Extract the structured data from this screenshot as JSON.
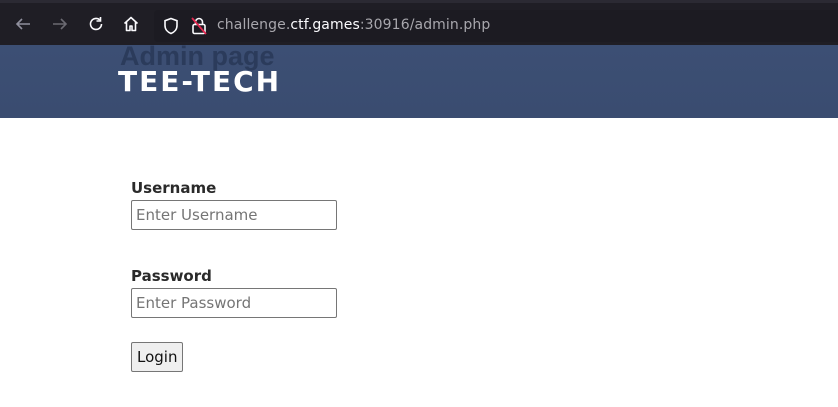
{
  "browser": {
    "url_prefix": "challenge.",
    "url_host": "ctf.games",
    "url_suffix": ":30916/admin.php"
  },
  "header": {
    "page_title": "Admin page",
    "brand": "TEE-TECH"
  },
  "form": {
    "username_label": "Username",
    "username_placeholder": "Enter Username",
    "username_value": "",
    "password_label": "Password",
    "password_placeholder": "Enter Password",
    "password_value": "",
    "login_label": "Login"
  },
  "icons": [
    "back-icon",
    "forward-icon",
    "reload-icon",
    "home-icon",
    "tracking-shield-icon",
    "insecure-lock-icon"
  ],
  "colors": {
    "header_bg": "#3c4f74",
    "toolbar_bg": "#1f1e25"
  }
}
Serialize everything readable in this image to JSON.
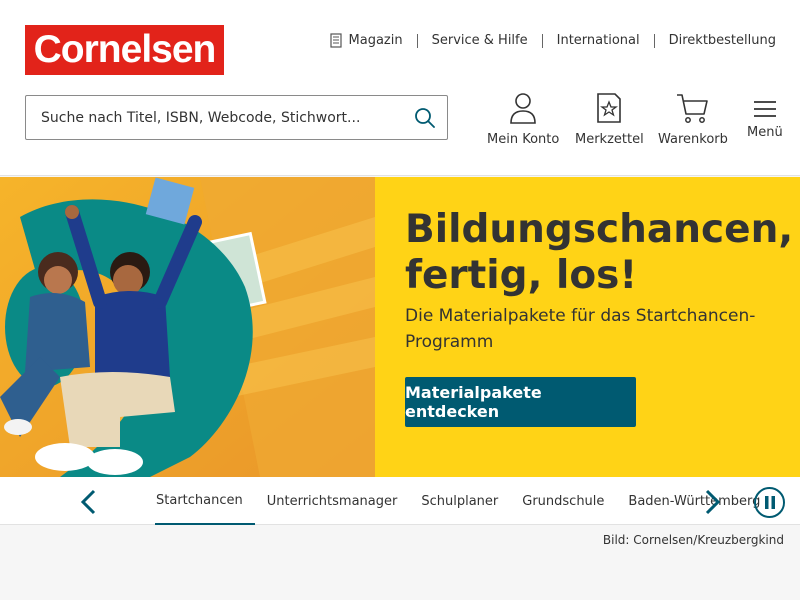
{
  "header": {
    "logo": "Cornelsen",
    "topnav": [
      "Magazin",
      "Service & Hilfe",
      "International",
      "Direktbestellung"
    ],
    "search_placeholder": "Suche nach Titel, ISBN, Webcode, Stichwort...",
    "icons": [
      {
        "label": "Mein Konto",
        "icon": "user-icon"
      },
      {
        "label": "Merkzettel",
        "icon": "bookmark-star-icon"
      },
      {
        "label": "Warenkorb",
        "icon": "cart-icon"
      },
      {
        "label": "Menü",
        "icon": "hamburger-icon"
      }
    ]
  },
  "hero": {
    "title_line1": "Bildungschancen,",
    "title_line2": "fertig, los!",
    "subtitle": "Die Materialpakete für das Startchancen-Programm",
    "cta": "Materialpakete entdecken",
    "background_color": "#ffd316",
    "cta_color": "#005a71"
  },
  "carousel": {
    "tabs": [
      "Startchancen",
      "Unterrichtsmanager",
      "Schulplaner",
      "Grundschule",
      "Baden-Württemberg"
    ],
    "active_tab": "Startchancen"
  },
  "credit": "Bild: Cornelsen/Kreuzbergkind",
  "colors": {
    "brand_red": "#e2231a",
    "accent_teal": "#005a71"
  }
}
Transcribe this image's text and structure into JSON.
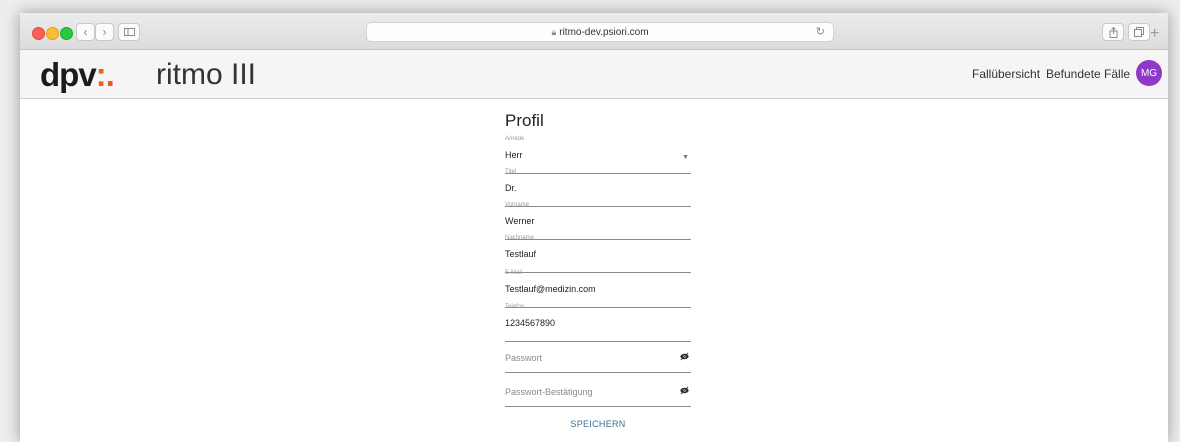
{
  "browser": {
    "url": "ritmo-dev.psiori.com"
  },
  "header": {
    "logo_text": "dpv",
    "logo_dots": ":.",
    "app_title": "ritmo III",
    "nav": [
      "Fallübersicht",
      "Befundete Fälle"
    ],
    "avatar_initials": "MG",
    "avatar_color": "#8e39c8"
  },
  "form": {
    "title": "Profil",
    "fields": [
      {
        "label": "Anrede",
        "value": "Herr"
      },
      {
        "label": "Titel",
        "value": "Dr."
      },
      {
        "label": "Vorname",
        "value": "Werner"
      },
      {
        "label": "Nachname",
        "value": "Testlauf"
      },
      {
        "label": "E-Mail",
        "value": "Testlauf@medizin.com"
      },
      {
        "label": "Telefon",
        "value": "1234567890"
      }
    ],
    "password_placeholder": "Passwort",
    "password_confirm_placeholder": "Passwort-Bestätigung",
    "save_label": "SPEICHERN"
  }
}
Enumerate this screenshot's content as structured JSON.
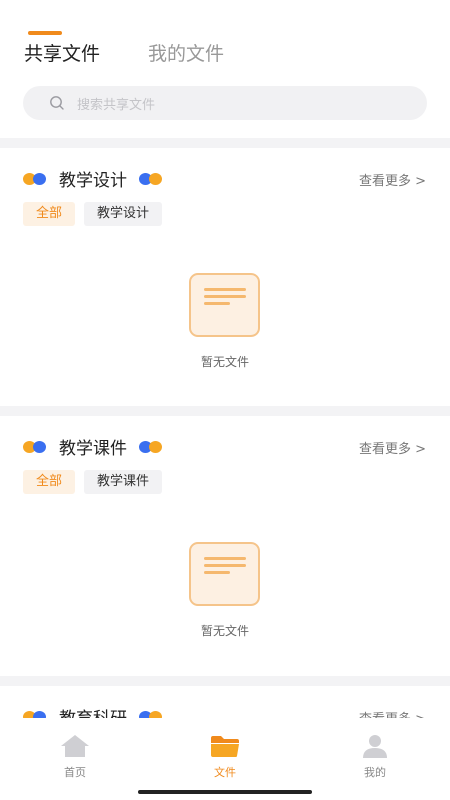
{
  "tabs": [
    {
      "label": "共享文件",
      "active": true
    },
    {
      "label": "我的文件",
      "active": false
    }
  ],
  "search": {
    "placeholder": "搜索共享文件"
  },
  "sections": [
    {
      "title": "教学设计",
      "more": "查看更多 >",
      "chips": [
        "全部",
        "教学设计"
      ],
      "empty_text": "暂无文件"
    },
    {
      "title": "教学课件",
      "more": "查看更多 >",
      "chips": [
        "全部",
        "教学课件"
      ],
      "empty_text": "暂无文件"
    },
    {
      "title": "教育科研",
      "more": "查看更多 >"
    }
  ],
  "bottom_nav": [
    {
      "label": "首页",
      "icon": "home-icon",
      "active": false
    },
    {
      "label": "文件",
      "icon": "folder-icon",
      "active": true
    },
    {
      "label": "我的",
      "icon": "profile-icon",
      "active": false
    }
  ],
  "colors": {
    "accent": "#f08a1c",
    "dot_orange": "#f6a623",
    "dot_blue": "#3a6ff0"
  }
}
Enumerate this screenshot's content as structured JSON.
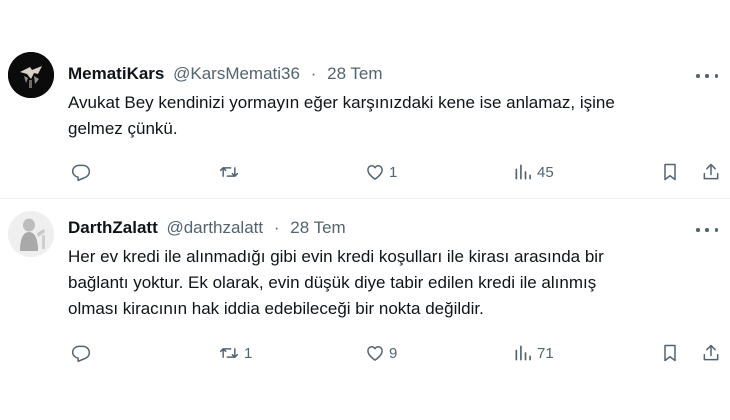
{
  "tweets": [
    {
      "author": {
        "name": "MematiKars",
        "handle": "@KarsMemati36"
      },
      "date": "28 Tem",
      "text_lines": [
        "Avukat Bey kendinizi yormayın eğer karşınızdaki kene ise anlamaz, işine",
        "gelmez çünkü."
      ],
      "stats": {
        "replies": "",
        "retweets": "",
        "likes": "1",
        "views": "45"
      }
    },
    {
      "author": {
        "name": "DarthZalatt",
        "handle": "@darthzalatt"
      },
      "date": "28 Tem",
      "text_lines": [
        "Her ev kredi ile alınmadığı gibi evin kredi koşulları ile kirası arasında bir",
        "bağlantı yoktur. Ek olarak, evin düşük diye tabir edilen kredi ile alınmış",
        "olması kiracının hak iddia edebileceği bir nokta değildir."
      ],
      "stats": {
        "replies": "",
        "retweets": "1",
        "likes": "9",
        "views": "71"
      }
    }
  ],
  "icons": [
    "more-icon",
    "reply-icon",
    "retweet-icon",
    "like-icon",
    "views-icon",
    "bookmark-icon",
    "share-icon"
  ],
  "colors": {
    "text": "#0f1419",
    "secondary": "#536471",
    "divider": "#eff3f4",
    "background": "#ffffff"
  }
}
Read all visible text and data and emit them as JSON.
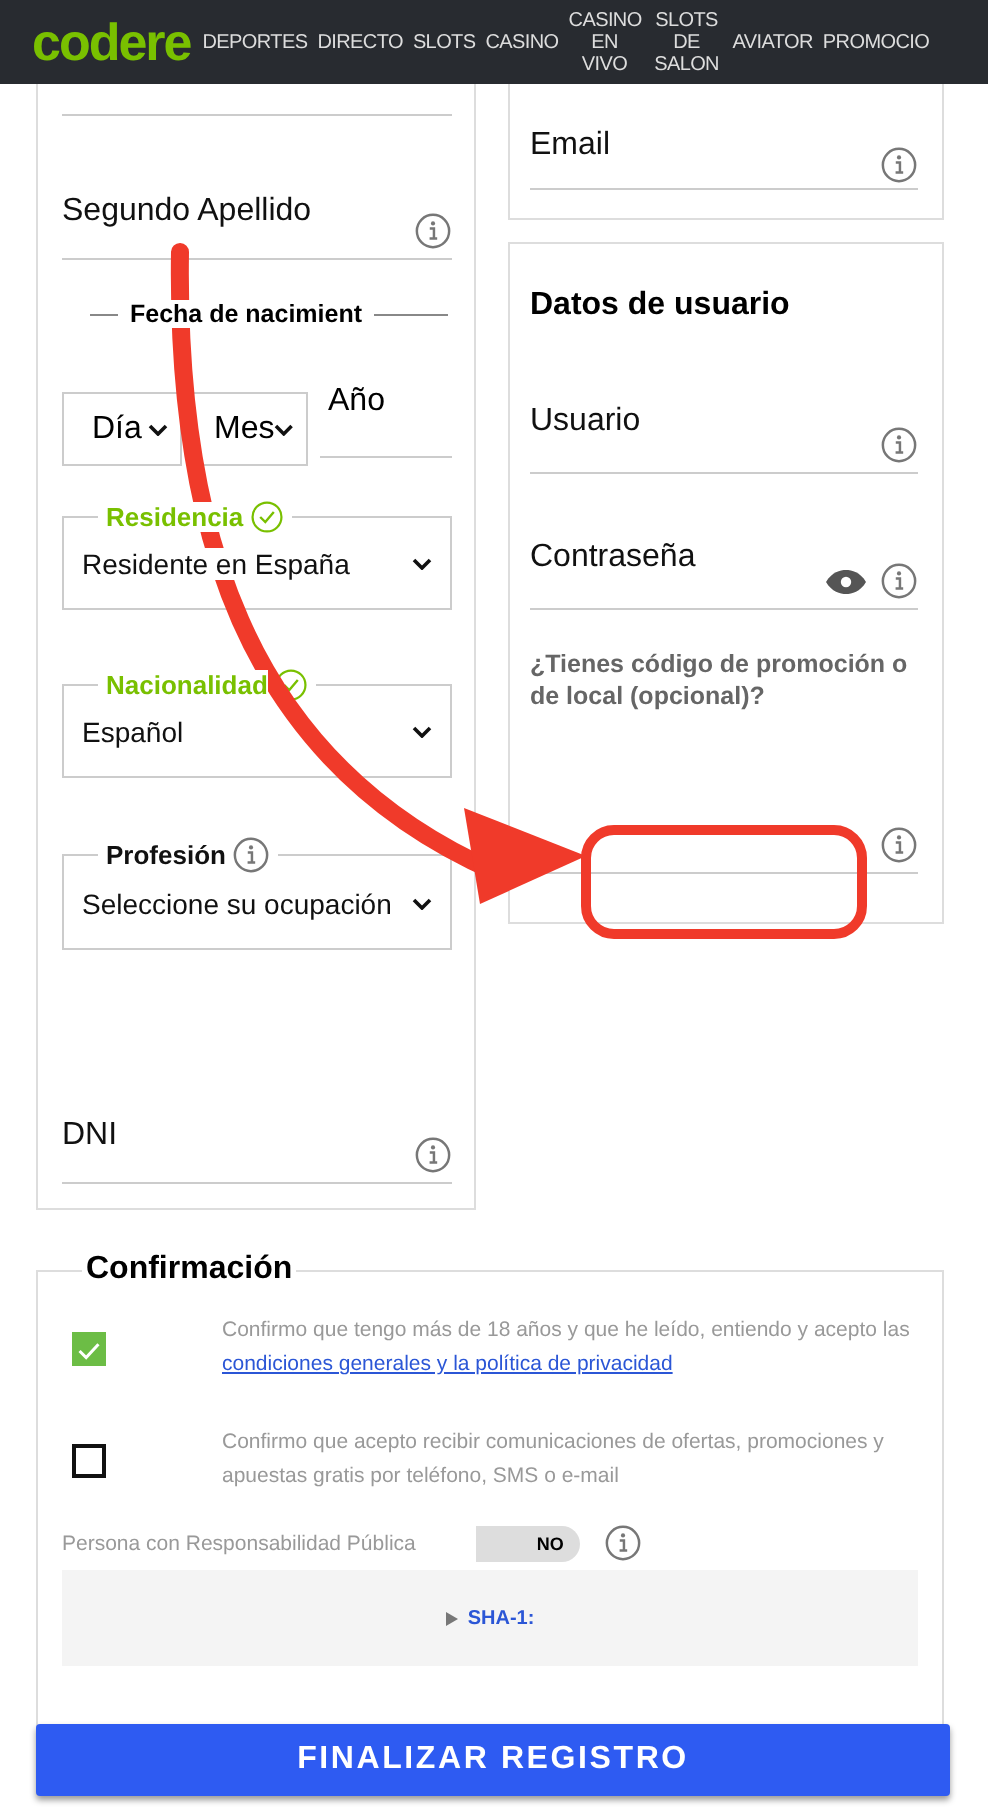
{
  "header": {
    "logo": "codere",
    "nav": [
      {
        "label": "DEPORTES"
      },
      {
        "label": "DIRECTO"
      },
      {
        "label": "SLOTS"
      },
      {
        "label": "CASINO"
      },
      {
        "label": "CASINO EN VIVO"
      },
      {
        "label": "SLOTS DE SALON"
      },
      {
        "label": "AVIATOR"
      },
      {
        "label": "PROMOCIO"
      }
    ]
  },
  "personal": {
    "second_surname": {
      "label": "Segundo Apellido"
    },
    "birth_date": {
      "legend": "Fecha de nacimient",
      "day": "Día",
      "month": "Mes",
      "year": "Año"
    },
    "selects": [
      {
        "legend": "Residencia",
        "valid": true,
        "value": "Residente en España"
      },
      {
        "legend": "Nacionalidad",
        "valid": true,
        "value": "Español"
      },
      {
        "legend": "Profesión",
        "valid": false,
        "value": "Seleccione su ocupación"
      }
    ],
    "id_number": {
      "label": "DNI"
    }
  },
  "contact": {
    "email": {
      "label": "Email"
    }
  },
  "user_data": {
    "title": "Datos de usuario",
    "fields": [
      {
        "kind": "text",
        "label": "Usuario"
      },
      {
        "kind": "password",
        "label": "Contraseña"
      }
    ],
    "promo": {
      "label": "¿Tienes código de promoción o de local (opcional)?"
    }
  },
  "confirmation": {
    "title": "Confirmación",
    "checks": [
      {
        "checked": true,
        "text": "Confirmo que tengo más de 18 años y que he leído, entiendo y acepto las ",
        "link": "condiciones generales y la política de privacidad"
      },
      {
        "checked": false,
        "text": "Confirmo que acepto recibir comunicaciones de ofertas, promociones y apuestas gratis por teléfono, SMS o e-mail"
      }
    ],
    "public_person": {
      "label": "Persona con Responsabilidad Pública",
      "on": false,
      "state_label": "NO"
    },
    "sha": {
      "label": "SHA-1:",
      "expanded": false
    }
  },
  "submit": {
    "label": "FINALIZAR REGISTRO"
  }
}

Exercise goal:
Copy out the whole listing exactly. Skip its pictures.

Response to the task:
Extract the structured data from this screenshot as JSON.
{
  "browser": {
    "url_prefix": "challenge.",
    "url_host": "ctf.games",
    "url_suffix": ":30916/admin.php"
  },
  "header": {
    "page_title": "Admin page",
    "brand": "TEE-TECH"
  },
  "form": {
    "username_label": "Username",
    "username_placeholder": "Enter Username",
    "username_value": "",
    "password_label": "Password",
    "password_placeholder": "Enter Password",
    "password_value": "",
    "login_label": "Login"
  },
  "icons": [
    "back-icon",
    "forward-icon",
    "reload-icon",
    "home-icon",
    "tracking-shield-icon",
    "insecure-lock-icon"
  ],
  "colors": {
    "header_bg": "#3c4f74",
    "toolbar_bg": "#1f1e25"
  }
}
Serialize everything readable in this image to JSON.
{
  "header": {
    "logo": "Cornelsen",
    "topnav": [
      "Magazin",
      "Service & Hilfe",
      "International",
      "Direktbestellung"
    ],
    "search_placeholder": "Suche nach Titel, ISBN, Webcode, Stichwort...",
    "icons": [
      {
        "label": "Mein Konto",
        "icon": "user-icon"
      },
      {
        "label": "Merkzettel",
        "icon": "bookmark-star-icon"
      },
      {
        "label": "Warenkorb",
        "icon": "cart-icon"
      },
      {
        "label": "Menü",
        "icon": "hamburger-icon"
      }
    ]
  },
  "hero": {
    "title_line1": "Bildungschancen,",
    "title_line2": "fertig, los!",
    "subtitle": "Die Materialpakete für das Startchancen-Programm",
    "cta": "Materialpakete entdecken",
    "background_color": "#ffd316",
    "cta_color": "#005a71"
  },
  "carousel": {
    "tabs": [
      "Startchancen",
      "Unterrichtsmanager",
      "Schulplaner",
      "Grundschule",
      "Baden-Württemberg"
    ],
    "active_tab": "Startchancen"
  },
  "credit": "Bild: Cornelsen/Kreuzbergkind",
  "colors": {
    "brand_red": "#e2231a",
    "accent_teal": "#005a71"
  }
}
Transcribe this image's text and structure into JSON.
{
  "browser": {
    "url": "ritmo-dev.psiori.com"
  },
  "header": {
    "logo_text": "dpv",
    "logo_dots": ":.",
    "app_title": "ritmo III",
    "nav": [
      "Fallübersicht",
      "Befundete Fälle"
    ],
    "avatar_initials": "MG",
    "avatar_color": "#8e39c8"
  },
  "form": {
    "title": "Profil",
    "fields": [
      {
        "label": "Anrede",
        "value": "Herr"
      },
      {
        "label": "Titel",
        "value": "Dr."
      },
      {
        "label": "Vorname",
        "value": "Werner"
      },
      {
        "label": "Nachname",
        "value": "Testlauf"
      },
      {
        "label": "E-Mail",
        "value": "Testlauf@medizin.com"
      },
      {
        "label": "Telefon",
        "value": "1234567890"
      }
    ],
    "password_placeholder": "Passwort",
    "password_confirm_placeholder": "Passwort-Bestätigung",
    "save_label": "SPEICHERN"
  }
}
Enumerate this screenshot's content as structured JSON.
{
  "tabs": [
    {
      "label": "共享文件",
      "active": true
    },
    {
      "label": "我的文件",
      "active": false
    }
  ],
  "search": {
    "placeholder": "搜索共享文件"
  },
  "sections": [
    {
      "title": "教学设计",
      "more": "查看更多 >",
      "chips": [
        "全部",
        "教学设计"
      ],
      "empty_text": "暂无文件"
    },
    {
      "title": "教学课件",
      "more": "查看更多 >",
      "chips": [
        "全部",
        "教学课件"
      ],
      "empty_text": "暂无文件"
    },
    {
      "title": "教育科研",
      "more": "查看更多 >"
    }
  ],
  "bottom_nav": [
    {
      "label": "首页",
      "icon": "home-icon",
      "active": false
    },
    {
      "label": "文件",
      "icon": "folder-icon",
      "active": true
    },
    {
      "label": "我的",
      "icon": "profile-icon",
      "active": false
    }
  ],
  "colors": {
    "accent": "#f08a1c",
    "dot_orange": "#f6a623",
    "dot_blue": "#3a6ff0"
  }
}
Enumerate this screenshot's content as structured JSON.
{
  "tweets": [
    {
      "author": {
        "name": "MematiKars",
        "handle": "@KarsMemati36"
      },
      "date": "28 Tem",
      "text_lines": [
        "Avukat Bey kendinizi yormayın eğer karşınızdaki kene ise anlamaz, işine",
        "gelmez çünkü."
      ],
      "stats": {
        "replies": "",
        "retweets": "",
        "likes": "1",
        "views": "45"
      }
    },
    {
      "author": {
        "name": "DarthZalatt",
        "handle": "@darthzalatt"
      },
      "date": "28 Tem",
      "text_lines": [
        "Her ev kredi ile alınmadığı gibi evin kredi koşulları ile kirası arasında bir",
        "bağlantı yoktur. Ek olarak, evin düşük diye tabir edilen kredi ile alınmış",
        "olması kiracının hak iddia edebileceği bir nokta değildir."
      ],
      "stats": {
        "replies": "",
        "retweets": "1",
        "likes": "9",
        "views": "71"
      }
    }
  ],
  "icons": [
    "more-icon",
    "reply-icon",
    "retweet-icon",
    "like-icon",
    "views-icon",
    "bookmark-icon",
    "share-icon"
  ],
  "colors": {
    "text": "#0f1419",
    "secondary": "#536471",
    "divider": "#eff3f4",
    "background": "#ffffff"
  }
}
Read all visible text and data and emit them as JSON.
{
  "header": {
    "logo": "codere",
    "nav": [
      {
        "label": "DEPORTES"
      },
      {
        "label": "DIRECTO"
      },
      {
        "label": "SLOTS"
      },
      {
        "label": "CASINO"
      },
      {
        "label": "CASINO EN VIVO"
      },
      {
        "label": "SLOTS DE SALON"
      },
      {
        "label": "AVIATOR"
      },
      {
        "label": "PROMOCIO"
      }
    ]
  },
  "personal": {
    "second_surname": {
      "label": "Segundo Apellido"
    },
    "birth_date": {
      "legend": "Fecha de nacimient",
      "day": "Día",
      "month": "Mes",
      "year": "Año"
    },
    "selects": [
      {
        "legend": "Residencia",
        "valid": true,
        "value": "Residente en España"
      },
      {
        "legend": "Nacionalidad",
        "valid": true,
        "value": "Español"
      },
      {
        "legend": "Profesión",
        "valid": false,
        "value": "Seleccione su ocupación"
      }
    ],
    "id_number": {
      "label": "DNI"
    }
  },
  "contact": {
    "email": {
      "label": "Email"
    }
  },
  "user_data": {
    "title": "Datos de usuario",
    "fields": [
      {
        "kind": "text",
        "label": "Usuario"
      },
      {
        "kind": "password",
        "label": "Contraseña"
      }
    ],
    "promo": {
      "label": "¿Tienes código de promoción o de local (opcional)?"
    }
  },
  "confirmation": {
    "title": "Confirmación",
    "checks": [
      {
        "checked": true,
        "text": "Confirmo que tengo más de 18 años y que he leído, entiendo y acepto las ",
        "link": "condiciones generales y la política de privacidad"
      },
      {
        "checked": false,
        "text": "Confirmo que acepto recibir comunicaciones de ofertas, promociones y apuestas gratis por teléfono, SMS o e-mail"
      }
    ],
    "public_person": {
      "label": "Persona con Responsabilidad Pública",
      "on": false,
      "state_label": "NO"
    },
    "sha": {
      "label": "SHA-1:",
      "expanded": false
    }
  },
  "submit": {
    "label": "FINALIZAR REGISTRO"
  }
}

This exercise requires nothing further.